The study of transhumanism drives our impatience with the insistent separation of religion and non-religion. If you’re questioning the nature of the human, you’re already in the territory of religion, and this has significance for the development of critical thinking. To deny students the opportunity to form and test their opinions, including opinions colored with theology, is to do damage to their intellectual growth and the potential of religious studies. To categorically deny the experience of our students is to impede their flourishing.
So as we navigate, as participant observers and as teachers, the ways science marks out secular, non-religious, and religious positions among transhumanists, we want to keep alive the question: does religion contaminate the conversation? Can we really avoid exposure? Are we taking ourselves seriously when we argue that religion is very many things? And that no part of culture can be totally unalloyed with at least some of them?

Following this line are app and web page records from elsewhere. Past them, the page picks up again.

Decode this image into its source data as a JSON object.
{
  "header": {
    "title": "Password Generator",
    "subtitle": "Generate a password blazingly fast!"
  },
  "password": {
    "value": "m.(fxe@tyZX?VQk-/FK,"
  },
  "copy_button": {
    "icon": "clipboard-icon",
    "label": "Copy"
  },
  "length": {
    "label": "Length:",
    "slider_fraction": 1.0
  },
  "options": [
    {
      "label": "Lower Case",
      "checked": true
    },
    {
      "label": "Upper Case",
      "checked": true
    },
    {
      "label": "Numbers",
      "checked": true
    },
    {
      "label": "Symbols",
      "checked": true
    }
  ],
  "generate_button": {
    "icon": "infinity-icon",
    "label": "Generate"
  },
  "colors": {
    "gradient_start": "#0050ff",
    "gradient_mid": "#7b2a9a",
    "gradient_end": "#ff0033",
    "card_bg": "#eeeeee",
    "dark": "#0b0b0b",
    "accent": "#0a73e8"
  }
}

Is it that religion is somehow embarrassing, or unseemly – can we talk about religion only so long as it doesn’t get us high on spirit? Does religious studies need a carbon monoxide monitor that looks for collective effervescence? Or might transhumanists show us some additional ways of dissolving the science-religion dichotomy to which religious studies largely remains bound?
Sharday Mosurinjohn is Associate Professor in the School of Religion at Queen’s University (Kingston, ON). Her research explores ontological and aesthetic dimensions of mind-augmenting technologies ranging from AI to psychedelics. Her first book is The Spiritual Significance of Overload Boredom (2022; McGill-Queen’s University Press). Her new book project considers the “psychedelic Renaissance” as an entheogenic NRM in the long history of esotericism.
Jacob Boss is a doctoral candidate in the Department of Religious Studies at Indiana University. His research focuses on human augmentation and body modification. His ethnographic study of grassroots transhumanism entitled “Punks and Profiteers in the War on Death” was recently published by Body and Religion.
Jeremy Cohen is Assistant Professor in the Department of Religious Studies. His ethnographic research focuses on communities and new religious movements seeking radical-longevity and immortality, including transhumanism, as well as the historical and cultural framework of changing North American relationships to technology and death. Jeremy Cohen has presented his research at the annual meeting of the American Anthropological Association (AAA), the American Academy of Religion (AAR), and the Society for the Anthropology of Religion (SAR), and has given numerous guest lectures on transhumanism, immortality, conspiracy theories, and the ethics of radical-longevity. His research is funded by the Social Sciences and Humanities Research Council of Canada (SSHRC).